* [ACTIVITY] Each entry below must be repeated word for word.
⁂
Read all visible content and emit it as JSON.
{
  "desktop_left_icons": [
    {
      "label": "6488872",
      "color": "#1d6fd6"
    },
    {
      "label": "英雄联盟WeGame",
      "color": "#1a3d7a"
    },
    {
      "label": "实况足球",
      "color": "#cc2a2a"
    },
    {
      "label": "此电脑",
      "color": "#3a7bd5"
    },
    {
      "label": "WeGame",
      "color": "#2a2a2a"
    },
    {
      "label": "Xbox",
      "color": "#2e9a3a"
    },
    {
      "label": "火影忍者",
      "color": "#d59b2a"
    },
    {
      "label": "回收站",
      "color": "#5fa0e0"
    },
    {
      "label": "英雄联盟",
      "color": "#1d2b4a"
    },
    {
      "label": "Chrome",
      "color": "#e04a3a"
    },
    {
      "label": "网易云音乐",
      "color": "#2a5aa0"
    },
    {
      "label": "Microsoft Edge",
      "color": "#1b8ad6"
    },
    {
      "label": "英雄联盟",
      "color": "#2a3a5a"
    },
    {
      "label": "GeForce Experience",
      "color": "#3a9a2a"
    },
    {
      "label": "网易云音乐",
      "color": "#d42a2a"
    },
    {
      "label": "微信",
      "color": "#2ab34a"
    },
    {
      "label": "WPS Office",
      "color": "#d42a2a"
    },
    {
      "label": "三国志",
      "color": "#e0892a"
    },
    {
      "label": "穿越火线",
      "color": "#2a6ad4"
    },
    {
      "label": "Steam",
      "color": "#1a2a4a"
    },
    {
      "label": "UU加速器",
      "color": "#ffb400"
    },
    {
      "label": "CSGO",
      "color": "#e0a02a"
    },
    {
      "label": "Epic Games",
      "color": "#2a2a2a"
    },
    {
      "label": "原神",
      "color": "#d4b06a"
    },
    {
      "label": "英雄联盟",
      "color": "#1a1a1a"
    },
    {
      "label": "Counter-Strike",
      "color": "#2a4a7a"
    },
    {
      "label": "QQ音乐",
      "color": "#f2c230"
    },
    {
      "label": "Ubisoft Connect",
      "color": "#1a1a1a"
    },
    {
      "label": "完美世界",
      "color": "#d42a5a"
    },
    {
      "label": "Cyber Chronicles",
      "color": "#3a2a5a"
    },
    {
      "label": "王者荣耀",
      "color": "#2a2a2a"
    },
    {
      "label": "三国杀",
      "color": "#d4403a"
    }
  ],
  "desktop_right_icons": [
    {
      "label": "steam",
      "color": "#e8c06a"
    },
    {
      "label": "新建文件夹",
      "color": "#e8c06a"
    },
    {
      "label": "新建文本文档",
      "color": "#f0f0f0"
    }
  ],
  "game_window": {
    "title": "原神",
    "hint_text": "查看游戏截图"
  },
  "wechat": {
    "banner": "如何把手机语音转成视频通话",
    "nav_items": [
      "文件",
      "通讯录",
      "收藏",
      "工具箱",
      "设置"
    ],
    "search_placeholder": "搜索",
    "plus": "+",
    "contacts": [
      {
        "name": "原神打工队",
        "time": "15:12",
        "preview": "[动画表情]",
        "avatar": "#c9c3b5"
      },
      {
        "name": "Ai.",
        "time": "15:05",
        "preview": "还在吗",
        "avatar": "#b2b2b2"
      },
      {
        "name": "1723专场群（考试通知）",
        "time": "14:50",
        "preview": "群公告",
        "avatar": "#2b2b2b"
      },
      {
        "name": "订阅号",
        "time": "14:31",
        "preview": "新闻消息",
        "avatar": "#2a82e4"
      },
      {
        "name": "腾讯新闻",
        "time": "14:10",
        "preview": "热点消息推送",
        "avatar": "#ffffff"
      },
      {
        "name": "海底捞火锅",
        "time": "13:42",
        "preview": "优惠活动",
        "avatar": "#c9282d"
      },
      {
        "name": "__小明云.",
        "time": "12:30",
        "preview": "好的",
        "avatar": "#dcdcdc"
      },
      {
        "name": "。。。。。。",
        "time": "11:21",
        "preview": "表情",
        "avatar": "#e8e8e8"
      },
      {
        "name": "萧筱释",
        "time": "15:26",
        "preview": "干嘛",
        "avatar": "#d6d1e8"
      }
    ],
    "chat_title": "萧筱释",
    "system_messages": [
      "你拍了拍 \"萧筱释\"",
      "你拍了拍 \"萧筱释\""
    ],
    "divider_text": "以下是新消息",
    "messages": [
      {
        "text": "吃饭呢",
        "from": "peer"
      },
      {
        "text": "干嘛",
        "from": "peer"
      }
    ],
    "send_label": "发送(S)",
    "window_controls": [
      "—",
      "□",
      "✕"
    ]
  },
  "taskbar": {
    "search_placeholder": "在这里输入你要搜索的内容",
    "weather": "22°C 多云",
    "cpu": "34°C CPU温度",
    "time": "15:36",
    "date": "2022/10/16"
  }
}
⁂
* [SOLUTION FOR THIS TASK]
Read all visible content and emit it as JSON.
{
  "desktop_left_icons": [
    {
      "label": "6488872",
      "color": "#1d6fd6"
    },
    {
      "label": "英雄联盟WeGame",
      "color": "#1a3d7a"
    },
    {
      "label": "实况足球",
      "color": "#cc2a2a"
    },
    {
      "label": "此电脑",
      "color": "#3a7bd5"
    },
    {
      "label": "WeGame",
      "color": "#2a2a2a"
    },
    {
      "label": "Xbox",
      "color": "#2e9a3a"
    },
    {
      "label": "火影忍者",
      "color": "#d59b2a"
    },
    {
      "label": "回收站",
      "color": "#5fa0e0"
    },
    {
      "label": "英雄联盟",
      "color": "#1d2b4a"
    },
    {
      "label": "Chrome",
      "color": "#e04a3a"
    },
    {
      "label": "网易云音乐",
      "color": "#2a5aa0"
    },
    {
      "label": "Microsoft Edge",
      "color": "#1b8ad6"
    },
    {
      "label": "英雄联盟",
      "color": "#2a3a5a"
    },
    {
      "label": "GeForce Experience",
      "color": "#3a9a2a"
    },
    {
      "label": "网易云音乐",
      "color": "#d42a2a"
    },
    {
      "label": "微信",
      "color": "#2ab34a"
    },
    {
      "label": "WPS Office",
      "color": "#d42a2a"
    },
    {
      "label": "三国志",
      "color": "#e0892a"
    },
    {
      "label": "穿越火线",
      "color": "#2a6ad4"
    },
    {
      "label": "Steam",
      "color": "#1a2a4a"
    },
    {
      "label": "UU加速器",
      "color": "#ffb400"
    },
    {
      "label": "CSGO",
      "color": "#e0a02a"
    },
    {
      "label": "Epic Games",
      "color": "#2a2a2a"
    },
    {
      "label": "原神",
      "color": "#d4b06a"
    },
    {
      "label": "英雄联盟",
      "color": "#1a1a1a"
    },
    {
      "label": "Counter-Strike",
      "color": "#2a4a7a"
    },
    {
      "label": "QQ音乐",
      "color": "#f2c230"
    },
    {
      "label": "Ubisoft Connect",
      "color": "#1a1a1a"
    },
    {
      "label": "完美世界",
      "color": "#d42a5a"
    },
    {
      "label": "Cyber Chronicles",
      "color": "#3a2a5a"
    },
    {
      "label": "王者荣耀",
      "color": "#2a2a2a"
    },
    {
      "label": "三国杀",
      "color": "#d4403a"
    }
  ],
  "desktop_right_icons": [
    {
      "label": "steam",
      "color": "#e8c06a"
    },
    {
      "label": "新建文件夹",
      "color": "#e8c06a"
    },
    {
      "label": "新建文本文档",
      "color": "#f0f0f0"
    }
  ],
  "game_window": {
    "title": "原神",
    "hint_text": "查看游戏截图"
  },
  "wechat": {
    "banner": "如何把手机语音转成视频通话",
    "nav_items": [
      "文件",
      "通讯录",
      "收藏",
      "工具箱",
      "设置"
    ],
    "search_placeholder": "搜索",
    "plus": "+",
    "contacts": [
      {
        "name": "原神打工队",
        "time": "15:12",
        "preview": "[动画表情]",
        "avatar": "#c9c3b5"
      },
      {
        "name": "Ai.",
        "time": "15:05",
        "preview": "还在吗",
        "avatar": "#b2b2b2"
      },
      {
        "name": "1723专场群（考试通知）",
        "time": "14:50",
        "preview": "群公告",
        "avatar": "#2b2b2b"
      },
      {
        "name": "订阅号",
        "time": "14:31",
        "preview": "新闻消息",
        "avatar": "#2a82e4"
      },
      {
        "name": "腾讯新闻",
        "time": "14:10",
        "preview": "热点消息推送",
        "avatar": "#ffffff"
      },
      {
        "name": "海底捞火锅",
        "time": "13:42",
        "preview": "优惠活动",
        "avatar": "#c9282d"
      },
      {
        "name": "__小明云.",
        "time": "12:30",
        "preview": "好的",
        "avatar": "#dcdcdc"
      },
      {
        "name": "。。。。。。",
        "time": "11:21",
        "preview": "表情",
        "avatar": "#e8e8e8"
      },
      {
        "name": "萧筱释",
        "time": "15:26",
        "preview": "干嘛",
        "avatar": "#d6d1e8"
      }
    ],
    "chat_title": "萧筱释",
    "system_messages": [
      "你拍了拍 \"萧筱释\"",
      "你拍了拍 \"萧筱释\""
    ],
    "divider_text": "以下是新消息",
    "messages": [
      {
        "text": "吃饭呢",
        "from": "peer"
      },
      {
        "text": "干嘛",
        "from": "peer"
      }
    ],
    "send_label": "发送(S)",
    "window_controls": [
      "—",
      "□",
      "✕"
    ]
  },
  "taskbar": {
    "search_placeholder": "在这里输入你要搜索的内容",
    "weather": "22°C 多云",
    "cpu": "34°C CPU温度",
    "time": "15:36",
    "date": "2022/10/16"
  }
}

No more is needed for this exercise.